I've been told I should create an entire body of work around "resilience" based on what I do with my clients, and the fact that it's a great "buzz" word, and the experiences I've had in my life are an example of the definition. Nup.
And even though I LOVE the topic, the subject, the essence of the word resilience - it's important work... to me, compared to what I do, it feels... like it's missing something at the end.
When I was in a relationship with a man with terminal cancer in my 20's, every day was a curious adventure, we had no idea what was going to happen next. On the one hand, that’s so heartbreaking, but on the other - when you can move through the teeth-gritting, jaw-clenching, stomach knotting pain of waiting for your loved one to receive bad news again, you move through it to an incredible experience of deep presence. Nothing else matters but the moment. You live.
When I was diagnosed with my chronic illness, and left bedridden for two and a half years and told there was no cure, I was desperate to get back to being human again. I spent months at a time berating myself on the couch for getting myself to that point, and when you realise it's useless, after the darkness, the pointlessness, the nothingness... comes the freedom to just... be. It stopped everything in its tracks for me. I changed careers. I started traveling solo. I started a business. I learned how to love myself. I took care of my body. I finally did the things I had always secretly dreamed of doing. I healed.
When I asked around, about what people think of the word "resilience", the word sprung up conversation around "being able to get through anything". You get knocked down, you get up again. You open your heart to hold all the emotions and the feelings and the pain and the joy. You become wider in your range of experiences, and emotions.
It's a beautiful word. I love it. The etymology begins in the 1620s and was derived from 'resiliens', the present participle of Latin 'resilire', 'to recoil or rebound". It's also linked with the word somersault, to leap, and to jump back.
I talk a little about stories from my past here, because they have shaped the lessons of who I am today, but really, the resilience it takes to move through life's challenges... I can't associate with it.
Because when you see and trust that everything is always in right alignment, (especially and even when you don't agree with it, even when it hurts, even when it's not the timing you want, or it doesn't go the way you want, or it messes up your plans...) there's no such thing as a problem.
The Oxford dictionary defines resilience as "the ability to quickly feel better after something unpleasant."
My definition, however, is more aligned with the concept of post-traumatic growth, and the Japanese concept of Kintsugi.
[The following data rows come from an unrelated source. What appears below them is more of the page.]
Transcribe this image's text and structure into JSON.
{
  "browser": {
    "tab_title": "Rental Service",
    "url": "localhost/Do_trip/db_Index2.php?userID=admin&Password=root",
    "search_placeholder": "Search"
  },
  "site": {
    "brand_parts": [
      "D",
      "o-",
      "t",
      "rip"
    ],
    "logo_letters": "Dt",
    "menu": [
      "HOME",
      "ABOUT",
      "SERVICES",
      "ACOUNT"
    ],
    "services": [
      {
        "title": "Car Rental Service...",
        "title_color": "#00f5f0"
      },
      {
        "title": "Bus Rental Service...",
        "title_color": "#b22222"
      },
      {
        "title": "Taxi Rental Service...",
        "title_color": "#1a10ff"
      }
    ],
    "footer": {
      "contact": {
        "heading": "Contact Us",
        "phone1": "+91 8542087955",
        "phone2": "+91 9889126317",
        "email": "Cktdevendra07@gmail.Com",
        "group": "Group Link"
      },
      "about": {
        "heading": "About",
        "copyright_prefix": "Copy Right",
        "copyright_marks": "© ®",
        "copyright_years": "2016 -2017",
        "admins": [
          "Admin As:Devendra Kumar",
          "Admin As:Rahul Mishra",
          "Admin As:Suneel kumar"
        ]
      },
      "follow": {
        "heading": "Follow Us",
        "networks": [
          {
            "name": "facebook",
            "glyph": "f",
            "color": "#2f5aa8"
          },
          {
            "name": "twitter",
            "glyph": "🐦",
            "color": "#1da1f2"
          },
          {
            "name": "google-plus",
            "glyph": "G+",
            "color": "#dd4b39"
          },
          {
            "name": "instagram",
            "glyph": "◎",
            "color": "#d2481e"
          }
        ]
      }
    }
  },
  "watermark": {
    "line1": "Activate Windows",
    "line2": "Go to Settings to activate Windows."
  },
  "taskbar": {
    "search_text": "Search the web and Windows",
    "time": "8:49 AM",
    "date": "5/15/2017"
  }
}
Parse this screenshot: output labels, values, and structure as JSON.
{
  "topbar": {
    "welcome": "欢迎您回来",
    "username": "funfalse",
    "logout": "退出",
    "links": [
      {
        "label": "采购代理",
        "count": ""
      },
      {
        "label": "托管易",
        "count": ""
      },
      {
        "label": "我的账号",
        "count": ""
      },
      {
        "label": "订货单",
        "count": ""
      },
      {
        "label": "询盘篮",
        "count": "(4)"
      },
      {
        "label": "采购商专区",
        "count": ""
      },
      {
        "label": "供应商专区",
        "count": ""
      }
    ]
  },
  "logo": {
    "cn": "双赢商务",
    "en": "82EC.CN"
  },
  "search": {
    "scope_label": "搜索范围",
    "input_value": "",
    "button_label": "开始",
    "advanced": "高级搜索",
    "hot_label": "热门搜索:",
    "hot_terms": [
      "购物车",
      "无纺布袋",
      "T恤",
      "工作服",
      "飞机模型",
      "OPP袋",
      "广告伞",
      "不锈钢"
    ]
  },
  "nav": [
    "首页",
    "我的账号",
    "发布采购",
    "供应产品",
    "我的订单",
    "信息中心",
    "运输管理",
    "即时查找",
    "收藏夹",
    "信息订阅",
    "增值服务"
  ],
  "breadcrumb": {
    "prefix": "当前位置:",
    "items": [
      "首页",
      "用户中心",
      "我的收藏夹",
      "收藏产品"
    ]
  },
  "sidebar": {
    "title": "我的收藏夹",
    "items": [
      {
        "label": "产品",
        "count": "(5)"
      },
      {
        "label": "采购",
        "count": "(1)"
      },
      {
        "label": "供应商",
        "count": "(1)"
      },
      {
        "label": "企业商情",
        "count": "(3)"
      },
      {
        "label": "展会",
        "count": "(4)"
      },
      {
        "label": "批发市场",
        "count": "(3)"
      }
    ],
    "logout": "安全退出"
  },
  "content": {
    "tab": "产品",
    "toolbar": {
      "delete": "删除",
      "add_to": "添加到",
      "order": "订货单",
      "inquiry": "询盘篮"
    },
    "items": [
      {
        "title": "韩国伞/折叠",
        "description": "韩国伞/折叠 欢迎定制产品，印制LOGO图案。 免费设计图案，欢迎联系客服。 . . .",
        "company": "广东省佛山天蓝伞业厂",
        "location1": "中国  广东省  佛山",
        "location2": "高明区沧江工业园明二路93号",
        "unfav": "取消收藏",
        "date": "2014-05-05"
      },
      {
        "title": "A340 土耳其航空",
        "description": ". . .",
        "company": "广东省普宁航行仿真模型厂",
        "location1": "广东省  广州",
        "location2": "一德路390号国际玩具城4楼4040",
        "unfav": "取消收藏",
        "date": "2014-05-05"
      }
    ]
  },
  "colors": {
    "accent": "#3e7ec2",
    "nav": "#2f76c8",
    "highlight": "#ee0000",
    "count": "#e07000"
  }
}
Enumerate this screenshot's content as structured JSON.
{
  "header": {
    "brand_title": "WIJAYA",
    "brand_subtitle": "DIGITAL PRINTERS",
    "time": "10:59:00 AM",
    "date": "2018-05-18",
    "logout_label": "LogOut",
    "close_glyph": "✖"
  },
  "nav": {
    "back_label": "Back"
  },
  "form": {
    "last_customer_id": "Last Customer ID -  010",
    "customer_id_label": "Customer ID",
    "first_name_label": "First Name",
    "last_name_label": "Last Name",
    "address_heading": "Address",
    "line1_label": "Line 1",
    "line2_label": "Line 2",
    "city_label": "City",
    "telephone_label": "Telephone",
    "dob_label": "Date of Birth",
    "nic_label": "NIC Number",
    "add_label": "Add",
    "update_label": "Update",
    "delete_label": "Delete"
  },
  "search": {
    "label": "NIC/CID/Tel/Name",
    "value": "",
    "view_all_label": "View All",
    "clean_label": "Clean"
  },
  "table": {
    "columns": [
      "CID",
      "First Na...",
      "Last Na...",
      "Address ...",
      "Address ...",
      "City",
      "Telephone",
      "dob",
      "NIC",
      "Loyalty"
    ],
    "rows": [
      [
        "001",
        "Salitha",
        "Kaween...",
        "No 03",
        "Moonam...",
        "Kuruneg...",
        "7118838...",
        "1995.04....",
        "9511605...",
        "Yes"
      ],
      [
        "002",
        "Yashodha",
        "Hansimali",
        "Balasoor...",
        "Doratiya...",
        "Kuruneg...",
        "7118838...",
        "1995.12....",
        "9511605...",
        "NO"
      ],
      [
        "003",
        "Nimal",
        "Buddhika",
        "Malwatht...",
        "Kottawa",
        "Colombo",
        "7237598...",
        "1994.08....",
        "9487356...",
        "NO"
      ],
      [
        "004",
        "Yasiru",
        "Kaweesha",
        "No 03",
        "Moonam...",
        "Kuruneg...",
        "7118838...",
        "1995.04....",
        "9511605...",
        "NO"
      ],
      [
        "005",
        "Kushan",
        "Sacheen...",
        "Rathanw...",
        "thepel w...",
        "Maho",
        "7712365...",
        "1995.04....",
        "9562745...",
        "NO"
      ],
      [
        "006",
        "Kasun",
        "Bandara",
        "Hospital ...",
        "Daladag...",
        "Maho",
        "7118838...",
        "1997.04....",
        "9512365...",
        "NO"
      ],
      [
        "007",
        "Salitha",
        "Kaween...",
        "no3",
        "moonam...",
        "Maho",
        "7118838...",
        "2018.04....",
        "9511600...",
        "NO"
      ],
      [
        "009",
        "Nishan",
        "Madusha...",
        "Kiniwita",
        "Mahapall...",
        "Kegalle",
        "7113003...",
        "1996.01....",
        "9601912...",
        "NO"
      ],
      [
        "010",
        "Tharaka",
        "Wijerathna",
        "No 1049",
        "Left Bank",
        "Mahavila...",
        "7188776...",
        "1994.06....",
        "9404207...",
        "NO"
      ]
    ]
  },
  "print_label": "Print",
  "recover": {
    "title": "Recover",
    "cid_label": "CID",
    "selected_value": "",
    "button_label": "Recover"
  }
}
Golden repair.
Through the pain, we trust in every part of the process, and we align with our highest selves, our deepest wisdom, and stay connected to the excitement of Kintsugi. Everything will be better, cracks will be filled with gold... no matter what.
This is what winning means to me.
It's a golden light wrapped around anything you can infinitely place your awareness on.
Winning to me, isn't about the immediate "game" in front of you. (although this definition of resilience will help you with that too!) It's about life. It's about purpose. It's about growth. Becoming. It's about "no matter what, everything will be better.
It's about being connected, and in tune with the infinite; to live from an array of possibility and inner freedom. To make decisions that align with your soul. To deal with conflict and fast growth with grace and golden light. To ground yourself in times of high stress or high flame energy - like work or performance pressures, for example.
"Winning" is really what needs redefining here.
It's about the long game. Trusting in it, and playing for it.
And you know what the weirdest thing about this is?
When you slow yourself down enough to be deeply present with it all, to win on an exponential level:
The things you've been rushing and forcing, happen with ease.
The things you've been impatient for, they happen faster than you may think is possible.
The things you think are impossible, start showing up effortlessly. Life feels like she's re-arranging herself, so that everything that has to happen for what you want to occur, is rapidly shifting and changing unconsciously in the stream to time to support it.
You begin to develop a deep trust in life, and her process.
This makes you calm, and unstoppable under fire.
It's the stardust from which winners are made.
So next time you're going for/through something big, (or, hard, or small, or weird)... and you think you have to harden your heart, or tighten your shoulders, or grit your teeth and get through it, I want to invite you instead to soften, and slow down.
Look for the space between the space. Those tiny tubes of light will shine through the cracks of the space when you think there is none.
Take a deep breath.
Feel your heartbeat. Feel your hands. Feel your feet on the floor. Slow down.
And tune into whats real, and what's not.
Tune into your gut. Tune into what feels expansive. Tune into what you really want to do, vs what you think you ‘should’ do.
Slow yourself down enough to see how much choice you really have. Everything is a choice.
Bring yourself back into the moment with the remembering you chose. Somewhere, somehow, maybe not even on a conscious level, you chose. And you can choose again.
Liberating? Even more so.
Then, do whatever you choose.
Hey, you can always choose again.
This is not the end.
P.S - This is what I teach in Programmed to Win. My 5-week, transformational mindset course for humans who want to drink all the nectar of life, to develop a framework for living which brings exponential growth in all areas of life, inner peace, emotional freedom, and unstoppable confidence to create anything you desire in record time.
Let me show you how!